TASK DETAILS:
From the entries below, extract every line that includes the word "true".

══════════════════════════════

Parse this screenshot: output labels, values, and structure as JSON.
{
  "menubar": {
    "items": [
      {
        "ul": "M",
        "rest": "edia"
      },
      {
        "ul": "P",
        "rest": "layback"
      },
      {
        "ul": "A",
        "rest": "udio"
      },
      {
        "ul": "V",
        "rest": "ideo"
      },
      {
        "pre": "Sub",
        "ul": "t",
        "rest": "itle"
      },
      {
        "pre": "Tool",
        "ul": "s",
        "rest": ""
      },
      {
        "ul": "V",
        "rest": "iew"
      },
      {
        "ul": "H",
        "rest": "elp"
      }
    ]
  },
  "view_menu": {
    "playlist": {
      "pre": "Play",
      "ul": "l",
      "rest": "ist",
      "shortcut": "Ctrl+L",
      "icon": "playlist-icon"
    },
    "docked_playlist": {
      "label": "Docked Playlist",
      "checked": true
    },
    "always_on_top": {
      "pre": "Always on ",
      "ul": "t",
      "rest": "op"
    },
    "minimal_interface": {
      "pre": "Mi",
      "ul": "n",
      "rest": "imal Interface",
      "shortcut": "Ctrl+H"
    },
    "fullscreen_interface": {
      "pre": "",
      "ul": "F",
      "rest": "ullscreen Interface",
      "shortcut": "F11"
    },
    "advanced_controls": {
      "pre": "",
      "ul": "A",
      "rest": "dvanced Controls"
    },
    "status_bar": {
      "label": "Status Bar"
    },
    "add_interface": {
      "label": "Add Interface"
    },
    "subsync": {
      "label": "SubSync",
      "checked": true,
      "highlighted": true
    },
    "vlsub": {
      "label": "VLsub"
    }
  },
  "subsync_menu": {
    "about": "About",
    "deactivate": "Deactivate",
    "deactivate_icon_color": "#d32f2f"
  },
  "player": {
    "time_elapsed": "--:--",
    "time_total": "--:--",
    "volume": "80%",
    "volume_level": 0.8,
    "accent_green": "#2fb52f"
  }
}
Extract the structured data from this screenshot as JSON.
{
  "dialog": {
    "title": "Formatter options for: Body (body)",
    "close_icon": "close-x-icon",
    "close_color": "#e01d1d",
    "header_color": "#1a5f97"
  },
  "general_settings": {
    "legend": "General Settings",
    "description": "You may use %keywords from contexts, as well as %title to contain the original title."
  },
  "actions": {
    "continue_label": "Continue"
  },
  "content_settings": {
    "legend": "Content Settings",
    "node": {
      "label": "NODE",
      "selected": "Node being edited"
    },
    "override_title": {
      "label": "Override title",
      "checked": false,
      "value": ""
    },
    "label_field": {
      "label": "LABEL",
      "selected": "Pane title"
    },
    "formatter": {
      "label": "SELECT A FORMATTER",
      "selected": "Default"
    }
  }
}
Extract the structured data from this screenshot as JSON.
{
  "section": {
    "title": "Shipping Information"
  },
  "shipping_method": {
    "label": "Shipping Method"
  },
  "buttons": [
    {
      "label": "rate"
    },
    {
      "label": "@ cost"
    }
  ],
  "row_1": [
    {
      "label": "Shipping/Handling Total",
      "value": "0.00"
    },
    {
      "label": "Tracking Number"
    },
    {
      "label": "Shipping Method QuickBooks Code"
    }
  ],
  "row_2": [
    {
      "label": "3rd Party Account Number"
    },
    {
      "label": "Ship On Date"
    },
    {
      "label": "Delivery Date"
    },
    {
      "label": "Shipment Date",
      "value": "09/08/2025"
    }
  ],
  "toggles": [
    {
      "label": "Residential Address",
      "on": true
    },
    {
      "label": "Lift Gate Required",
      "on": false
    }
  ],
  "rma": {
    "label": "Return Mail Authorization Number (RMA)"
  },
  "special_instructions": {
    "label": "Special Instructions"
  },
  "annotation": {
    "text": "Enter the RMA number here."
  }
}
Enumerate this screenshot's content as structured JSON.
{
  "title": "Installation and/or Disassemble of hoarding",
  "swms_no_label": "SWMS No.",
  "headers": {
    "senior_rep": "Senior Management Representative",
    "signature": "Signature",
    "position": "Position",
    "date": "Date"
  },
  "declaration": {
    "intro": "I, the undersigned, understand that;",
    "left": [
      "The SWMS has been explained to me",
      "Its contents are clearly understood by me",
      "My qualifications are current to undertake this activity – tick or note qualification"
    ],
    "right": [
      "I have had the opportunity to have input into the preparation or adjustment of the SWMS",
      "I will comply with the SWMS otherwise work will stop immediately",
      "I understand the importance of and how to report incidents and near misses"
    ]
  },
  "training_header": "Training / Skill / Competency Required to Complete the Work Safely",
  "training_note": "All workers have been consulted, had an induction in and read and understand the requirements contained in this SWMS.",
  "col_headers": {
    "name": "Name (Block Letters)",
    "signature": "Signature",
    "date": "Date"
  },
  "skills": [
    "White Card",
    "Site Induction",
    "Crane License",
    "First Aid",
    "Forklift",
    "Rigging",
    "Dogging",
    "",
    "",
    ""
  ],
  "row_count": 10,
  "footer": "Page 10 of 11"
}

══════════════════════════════

RESPONSE AREA:
      "checked": true
      "checked": true,
      "highlighted": true
      "on": true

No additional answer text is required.